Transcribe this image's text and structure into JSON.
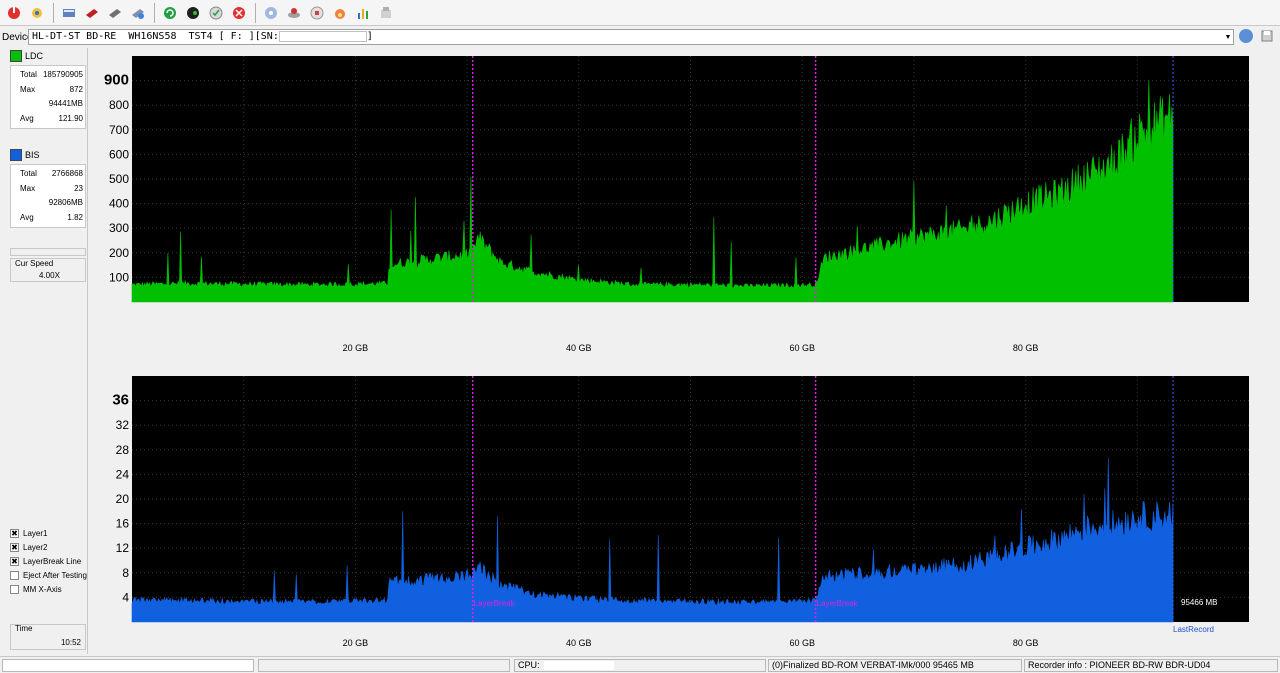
{
  "device": {
    "label": "Device:",
    "value": "HL-DT-ST BD-RE  WH16NS58  TST4 [ F: ][SN:",
    "close_bracket": "]"
  },
  "toolbar": {
    "icons": [
      "power-icon",
      "settings-icon",
      "drive-info-icon",
      "disc-red-icon",
      "disc-gray-icon",
      "disc-info-icon",
      "refresh-icon",
      "eject-icon",
      "verify-icon",
      "stop-icon",
      "blank-disc-icon",
      "burn-icon",
      "copy-icon",
      "flame-icon",
      "chart-icon",
      "save-icon"
    ]
  },
  "ldc": {
    "name": "LDC",
    "color": "#00c000",
    "total_label": "Total",
    "total": "185790905",
    "max_label": "Max",
    "max": "872",
    "max_pos": "94441MB",
    "avg_label": "Avg",
    "avg": "121.90"
  },
  "bis": {
    "name": "BIS",
    "color": "#1060e0",
    "total_label": "Total",
    "total": "2766868",
    "max_label": "Max",
    "max": "23",
    "max_pos": "92806MB",
    "avg_label": "Avg",
    "avg": "1.82"
  },
  "cur_speed": {
    "label": "Cur Speed",
    "value": "4.00X"
  },
  "options": [
    {
      "label": "Layer1",
      "checked": true
    },
    {
      "label": "Layer2",
      "checked": true
    },
    {
      "label": "LayerBreak Line",
      "checked": true
    },
    {
      "label": "Eject After Testing",
      "checked": false
    },
    {
      "label": "MM X-Axis",
      "checked": false
    }
  ],
  "time": {
    "label": "Time",
    "value": "10:52"
  },
  "status": {
    "cpu": "CPU:",
    "disc": "(0)Finalized  BD-ROM  VERBAT-IMk/000  95465 MB",
    "recorder": "Recorder info : PIONEER     BD-RW  BDR-UD04"
  },
  "chart_data": [
    {
      "type": "area",
      "name": "LDC",
      "x_ticks": [
        "20 GB",
        "40 GB",
        "60 GB",
        "80 GB"
      ],
      "y_ticks": [
        "100",
        "200",
        "300",
        "400",
        "500",
        "600",
        "700",
        "800",
        "900"
      ],
      "x_range_gb": [
        0,
        100
      ],
      "ylim": [
        0,
        1000
      ],
      "color": "#00c000",
      "layer_breaks_gb": [
        30.5,
        61.2
      ],
      "last_record_gb": 93.2,
      "x_gb": [
        0,
        5,
        10,
        15,
        20,
        22.9,
        23,
        27,
        30.4,
        31,
        33,
        36,
        40,
        45,
        50,
        55,
        60,
        61.2,
        62,
        66,
        70,
        75,
        77,
        80,
        83,
        85,
        88,
        90,
        93.2
      ],
      "values": [
        70,
        75,
        72,
        70,
        72,
        75,
        150,
        175,
        195,
        260,
        160,
        120,
        90,
        70,
        70,
        65,
        68,
        70,
        180,
        220,
        260,
        300,
        330,
        400,
        440,
        500,
        570,
        680,
        760
      ]
    },
    {
      "type": "area",
      "name": "BIS",
      "x_ticks": [
        "20 GB",
        "40 GB",
        "60 GB",
        "80 GB"
      ],
      "y_ticks": [
        "4",
        "8",
        "12",
        "16",
        "20",
        "24",
        "28",
        "32",
        "36"
      ],
      "x_range_gb": [
        0,
        100
      ],
      "ylim": [
        0,
        40
      ],
      "color": "#1060e0",
      "layer_breaks_gb": [
        30.5,
        61.2
      ],
      "layer_break_label": "LayerBreak",
      "last_record_gb": 93.2,
      "last_record_label": "LastRecord",
      "end_label": "95466 MB",
      "x_gb": [
        0,
        5,
        10,
        15,
        20,
        22.9,
        23,
        27,
        30.4,
        31,
        33,
        36,
        40,
        45,
        50,
        55,
        60,
        61.2,
        62,
        66,
        70,
        75,
        77,
        80,
        83,
        85,
        88,
        90,
        93.2
      ],
      "values": [
        3.5,
        3.5,
        3.3,
        3.3,
        3.4,
        3.5,
        6.5,
        7,
        7.5,
        9,
        6,
        4.5,
        3.8,
        3.4,
        3.3,
        3.2,
        3.3,
        3.5,
        7.5,
        8,
        8.5,
        9.5,
        10.5,
        12,
        13.5,
        15,
        16,
        17,
        17.5
      ]
    }
  ]
}
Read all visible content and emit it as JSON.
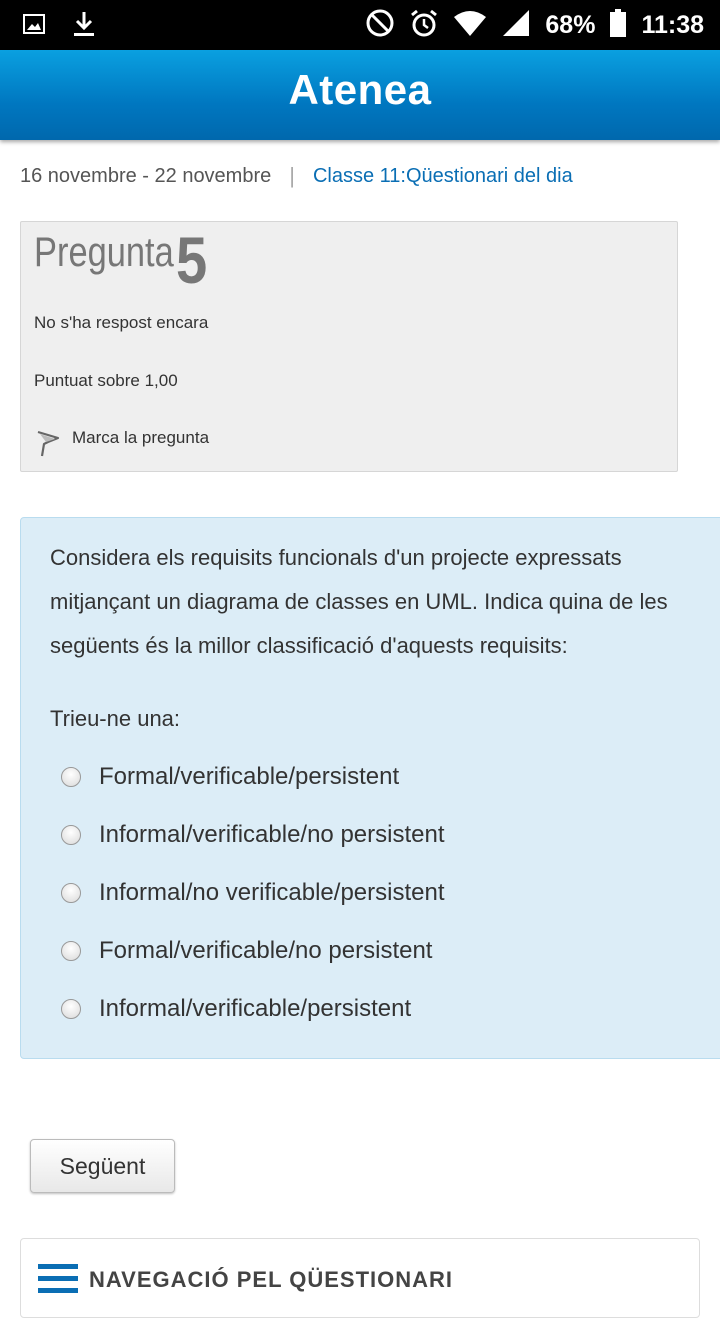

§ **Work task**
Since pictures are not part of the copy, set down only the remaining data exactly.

§ **Exercise output**
Transcribe this image's text and structure into JSON.
{
  "device": {
    "label": "Device:",
    "value": "HL-DT-ST BD-RE  WH16NS58  TST4 [ F: ][SN:",
    "close_bracket": "]"
  },
  "toolbar": {
    "icons": [
      "power-icon",
      "settings-icon",
      "drive-info-icon",
      "disc-red-icon",
      "disc-gray-icon",
      "disc-info-icon",
      "refresh-icon",
      "eject-icon",
      "verify-icon",
      "stop-icon",
      "blank-disc-icon",
      "burn-icon",
      "copy-icon",
      "flame-icon",
      "chart-icon",
      "save-icon"
    ]
  },
  "ldc": {
    "name": "LDC",
    "color": "#00c000",
    "total_label": "Total",
    "total": "185790905",
    "max_label": "Max",
    "max": "872",
    "max_pos": "94441MB",
    "avg_label": "Avg",
    "avg": "121.90"
  },
  "bis": {
    "name": "BIS",
    "color": "#1060e0",
    "total_label": "Total",
    "total": "2766868",
    "max_label": "Max",
    "max": "23",
    "max_pos": "92806MB",
    "avg_label": "Avg",
    "avg": "1.82"
  },
  "cur_speed": {
    "label": "Cur Speed",
    "value": "4.00X"
  },
  "options": [
    {
      "label": "Layer1",
      "checked": true
    },
    {
      "label": "Layer2",
      "checked": true
    },
    {
      "label": "LayerBreak Line",
      "checked": true
    },
    {
      "label": "Eject After Testing",
      "checked": false
    },
    {
      "label": "MM X-Axis",
      "checked": false
    }
  ],
  "time": {
    "label": "Time",
    "value": "10:52"
  },
  "status": {
    "cpu": "CPU:",
    "disc": "(0)Finalized  BD-ROM  VERBAT-IMk/000  95465 MB",
    "recorder": "Recorder info : PIONEER     BD-RW  BDR-UD04"
  },
  "chart_data": [
    {
      "type": "area",
      "name": "LDC",
      "x_ticks": [
        "20 GB",
        "40 GB",
        "60 GB",
        "80 GB"
      ],
      "y_ticks": [
        "100",
        "200",
        "300",
        "400",
        "500",
        "600",
        "700",
        "800",
        "900"
      ],
      "x_range_gb": [
        0,
        100
      ],
      "ylim": [
        0,
        1000
      ],
      "color": "#00c000",
      "layer_breaks_gb": [
        30.5,
        61.2
      ],
      "last_record_gb": 93.2,
      "x_gb": [
        0,
        5,
        10,
        15,
        20,
        22.9,
        23,
        27,
        30.4,
        31,
        33,
        36,
        40,
        45,
        50,
        55,
        60,
        61.2,
        62,
        66,
        70,
        75,
        77,
        80,
        83,
        85,
        88,
        90,
        93.2
      ],
      "values": [
        70,
        75,
        72,
        70,
        72,
        75,
        150,
        175,
        195,
        260,
        160,
        120,
        90,
        70,
        70,
        65,
        68,
        70,
        180,
        220,
        260,
        300,
        330,
        400,
        440,
        500,
        570,
        680,
        760
      ]
    },
    {
      "type": "area",
      "name": "BIS",
      "x_ticks": [
        "20 GB",
        "40 GB",
        "60 GB",
        "80 GB"
      ],
      "y_ticks": [
        "4",
        "8",
        "12",
        "16",
        "20",
        "24",
        "28",
        "32",
        "36"
      ],
      "x_range_gb": [
        0,
        100
      ],
      "ylim": [
        0,
        40
      ],
      "color": "#1060e0",
      "layer_breaks_gb": [
        30.5,
        61.2
      ],
      "layer_break_label": "LayerBreak",
      "last_record_gb": 93.2,
      "last_record_label": "LastRecord",
      "end_label": "95466 MB",
      "x_gb": [
        0,
        5,
        10,
        15,
        20,
        22.9,
        23,
        27,
        30.4,
        31,
        33,
        36,
        40,
        45,
        50,
        55,
        60,
        61.2,
        62,
        66,
        70,
        75,
        77,
        80,
        83,
        85,
        88,
        90,
        93.2
      ],
      "values": [
        3.5,
        3.5,
        3.3,
        3.3,
        3.4,
        3.5,
        6.5,
        7,
        7.5,
        9,
        6,
        4.5,
        3.8,
        3.4,
        3.3,
        3.2,
        3.3,
        3.5,
        7.5,
        8,
        8.5,
        9.5,
        10.5,
        12,
        13.5,
        15,
        16,
        17,
        17.5
      ]
    }
  ]
}
Read all visible content and emit it as JSON.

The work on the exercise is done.